Michigan Food Law requires that each separately-managed business must have its own food license. This may mean that more than one licensed food or catering business operates from a shared kitchen.

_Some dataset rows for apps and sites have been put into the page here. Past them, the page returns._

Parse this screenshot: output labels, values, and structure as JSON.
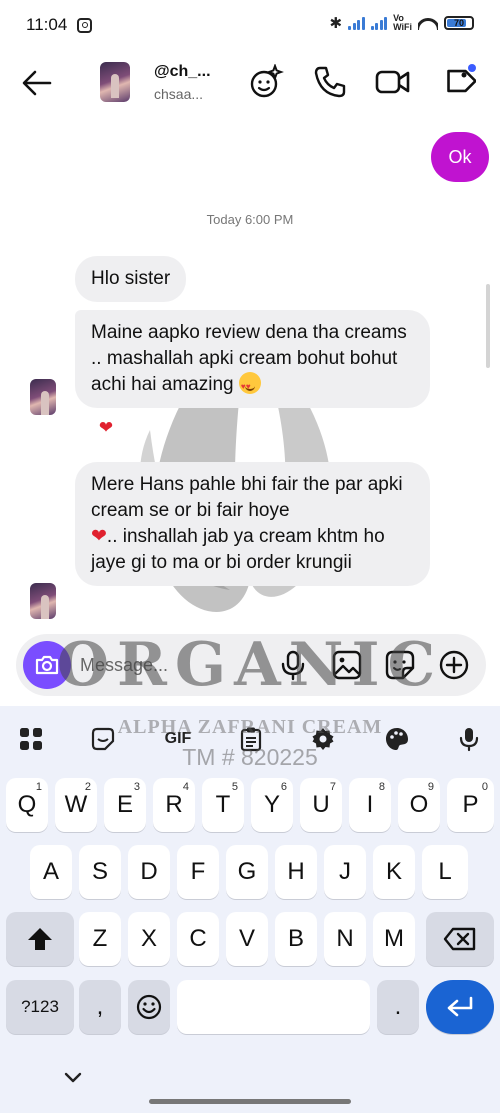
{
  "status_bar": {
    "time": "11:04",
    "vo_label": "Vo",
    "wifi_label": "WiFi",
    "battery": "70"
  },
  "header": {
    "name": "@ch_...",
    "username": "chsaa..."
  },
  "chat": {
    "outgoing": [
      {
        "text": "Ok"
      }
    ],
    "timestamp": "Today 6:00 PM",
    "messages": [
      {
        "text": "Hlo sister"
      },
      {
        "text": "Maine aapko review dena tha creams .. mashallah apki cream bohut bohut achi hai amazing"
      },
      {
        "text": "Mere Hans pahle bhi fair the  par apki cream se or bi  fair hoye",
        "text2": ".. inshallah jab ya cream khtm ho jaye gi to ma or bi order krungii"
      }
    ],
    "reaction": "❤"
  },
  "composer": {
    "placeholder": "Message..."
  },
  "watermark": {
    "brand": "ORGANIC",
    "product": "ALPHA ZAFRANI CREAM",
    "trademark": "TM # 820225"
  },
  "keyboard": {
    "toolbar": {
      "gif_label": "GIF"
    },
    "row1": [
      {
        "key": "Q",
        "hint": "1"
      },
      {
        "key": "W",
        "hint": "2"
      },
      {
        "key": "E",
        "hint": "3"
      },
      {
        "key": "R",
        "hint": "4"
      },
      {
        "key": "T",
        "hint": "5"
      },
      {
        "key": "Y",
        "hint": "6"
      },
      {
        "key": "U",
        "hint": "7"
      },
      {
        "key": "I",
        "hint": "8"
      },
      {
        "key": "O",
        "hint": "9"
      },
      {
        "key": "P",
        "hint": "0"
      }
    ],
    "row2": [
      "A",
      "S",
      "D",
      "F",
      "G",
      "H",
      "J",
      "K",
      "L"
    ],
    "row3": [
      "Z",
      "X",
      "C",
      "V",
      "B",
      "N",
      "M"
    ],
    "row4": {
      "symbols": "?123",
      "comma": ",",
      "period": "."
    }
  },
  "icons": {
    "back": "arrow-left-icon",
    "effects": "sparkle-smile-icon",
    "call": "phone-icon",
    "video": "video-camera-icon",
    "tag": "tag-icon",
    "camera": "camera-icon",
    "mic": "microphone-icon",
    "gallery": "image-icon",
    "sticker": "sticker-icon",
    "add": "plus-circle-icon"
  },
  "colors": {
    "outgoing_bubble": "#c013d0",
    "incoming_bubble": "#efeff1",
    "camera_button": "#7a4dff",
    "enter_key": "#1a64d3",
    "keyboard_bg": "#eef1fa"
  }
}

Further, the law says food preparation – cutting, slicing, mixing, washing, peeling, chopping, cooking, heating, re-heating, thawing, assembly or portioning of food items – is not allowed anywhere other than the licensed location.

In addition to keeping foods safe for the public, Jones said these laws protect individuals and facilities from being liable if something does go wrong. “If a licensed kitchen facility lets an unlicensed caterer prepare food there, then that facility is incurring substantial risk,” he cautioned.

Catering businesses in Antrim, Charlevoix, Emmet and Otsego Counties should contact the Health Department at (800) 432-4121 to obtain the correct license applications, and submit them no later than May 31. After that date, any catering business found to be operating without the proper license(s) will be subject to legal action, including orders to cease operations and removal of illegally-prepared foods.

The Health Department of Northwest Michigan is mandated by the Michigan Public Health Code to promote wellness, prevent disease, provide quality healthcare, address health problems of vulnerable populations, and protect the environment for the residents and visitors of Antrim, Charlevoix, Emmet, and Otsego Counties.